Finally, the Electoral College limits states with large populations from holding too much power. If the president was elected based on a popular vote, candidates would only need to campaign in states like California, Texas, Florida, and New York. The lesser populated states would have little to no say in the election, a very undemocratic system.
The National Popular Vote (NPV) Movement
Ultimately, the only question that matters in U.S. presidential elections is who can reach the 270 vote threshold to win the Electoral College majority and thus, the White House. However, the way the Electoral College operates has long been controversial in American politics, as the winner of the national popular vote has not always necessarily won the Electoral College and, ultimately, the presidency.
For example, Al Gore won the popular vote in 2000, but lost the presidency due to George W. Bush’s narrow victory in Florida. Hillary Clinton also won the popular vote in the 2016 election, but lost the White House to Donald Trump due to his victories in states like Pennsylvania, Michigan, and Wisconsin, which allowed him to win the Electoral College majority for the presidency.
These recent examples have birthed a national popular vote movement, in which some states have agreed to award all of their electoral votes to the winner of the popular vote in the election.
Currently, these states include:
- New Jersey
- Washington, D.C.
- Rhode Island
- New York
- New Mexico
The origins of the national popular vote movement lie in the National Popular Vote Interstate Compact, an agreement of the above states and the District of Columbia that aims to ensure that the candidate who receives the most votes is elected president and would go into effect when it could guarantee that outcome. As of 2020, these states combine for 196 electoral votes, 73% of the 270 votes needed to come into legal force and impact the results of the election. However, controversies remain about how and if the pact can be legally implemented, while opponents have raised a number of questions about it’s impact on the American democratic process.
The compact was drafted in January 2006, just a few years after the controversial 2000 election. The reasoning behind the pact is to ensure that the votes of people all across the United States are counted, the power of a small handful of influential swing states is limited, and turnout is hopefully increased. Critics, however, charge that a national popular vote would upend the wishes of the founding fathers, interfere with the rights of individual states to set election laws and regulations as they choose, tip the balance unfairly towards heavily-populated states and cities, and potentially increase voter fraud.
However, certain legal issues have also arisen concerning the validity of the pact. The compact may need the official approval of the U.S. Congress due to the Compact Clause of the Constitution, which forbids states from entering into a formal agreement with another state without Congress’ consent. There’s also been some debate about how the compact would effect the role of state plenary powers, which give them the authority to appoint electors as they see fit, and the Voting Rights Act of 1965, posing more legal challenges to its viability.

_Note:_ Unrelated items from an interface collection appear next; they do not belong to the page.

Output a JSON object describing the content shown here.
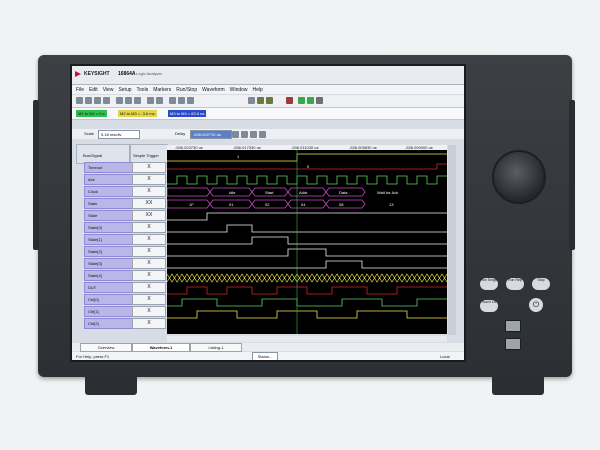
{
  "window": {
    "brand": "KEYSIGHT",
    "model": "16864A",
    "subtitle": "Logic Analyzer"
  },
  "menu": [
    "File",
    "Edit",
    "View",
    "Setup",
    "Tools",
    "Markers",
    "Run/Stop",
    "Waveform",
    "Window",
    "Help"
  ],
  "markers": [
    {
      "from": "M1",
      "to": "M2",
      "value": "= 0 s",
      "color": "#2fbf4f"
    },
    {
      "from": "M2",
      "to": "M3",
      "value": "= -3.6 ms",
      "color": "#e4d44a"
    },
    {
      "from": "M3",
      "to": "M4",
      "value": "= 63.6 ns",
      "color": "#2b49c8"
    }
  ],
  "controls": {
    "scale_label": "Scale",
    "scale_value": "5.18 ms/div",
    "delay_label": "Delay",
    "delay_value": "-536.002710 us"
  },
  "columns": {
    "bus_signal": "Bus/Signal",
    "simple_trigger": "Simple Trigger"
  },
  "time_labels": [
    "-536.023730 us",
    "-536.017330 us",
    "-536.011030 us",
    "-536.005830 us",
    "-536.000900 us"
  ],
  "signals": [
    {
      "name": "Timeout",
      "trigger": "X"
    },
    {
      "name": "Ack",
      "trigger": "X"
    },
    {
      "name": "Clock",
      "trigger": "X"
    },
    {
      "name": "State",
      "trigger": "XX"
    },
    {
      "name": "State",
      "trigger": "XX"
    },
    {
      "name": "State[0]",
      "trigger": "X"
    },
    {
      "name": "State[1]",
      "trigger": "X"
    },
    {
      "name": "State[2]",
      "trigger": "X"
    },
    {
      "name": "State[3]",
      "trigger": "X"
    },
    {
      "name": "State[4]",
      "trigger": "X"
    },
    {
      "name": "DUT",
      "trigger": "X"
    },
    {
      "name": "Ctrl[0]",
      "trigger": "X"
    },
    {
      "name": "Ctrl[1]",
      "trigger": "X"
    },
    {
      "name": "Ctrl[2]",
      "trigger": "X"
    }
  ],
  "bus_labels": {
    "state_names": [
      "Idle",
      "Start",
      "Addr",
      "Data",
      "Wait for Ack"
    ],
    "state_values": [
      "1F",
      "01",
      "02",
      "04",
      "08",
      "13"
    ]
  },
  "tabs": [
    "Overview",
    "Waveform-1",
    "Listing-1"
  ],
  "status": {
    "left": "For Help, press F1",
    "button": "Status...",
    "right": "Local"
  },
  "panel_buttons": [
    "Run Single",
    "Run Rep",
    "Stop",
    "Touch Off"
  ],
  "colors": {
    "accent": "#c8102e",
    "trace_yellow": "#f2e64a",
    "trace_purple": "#c44ac6",
    "trace_red": "#d62424",
    "trace_green": "#5fd15f",
    "trace_white": "#f0f0f0"
  }
}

Ultimately, the impact of the national popular vote movement remains to be seen. With the 2020 election coming soon, voters will undoubtedly be keeping a close eye on its outcome and whether the National Popular Vote Interstate Compact has any impact on who is sworn in as president on January 20, 2021.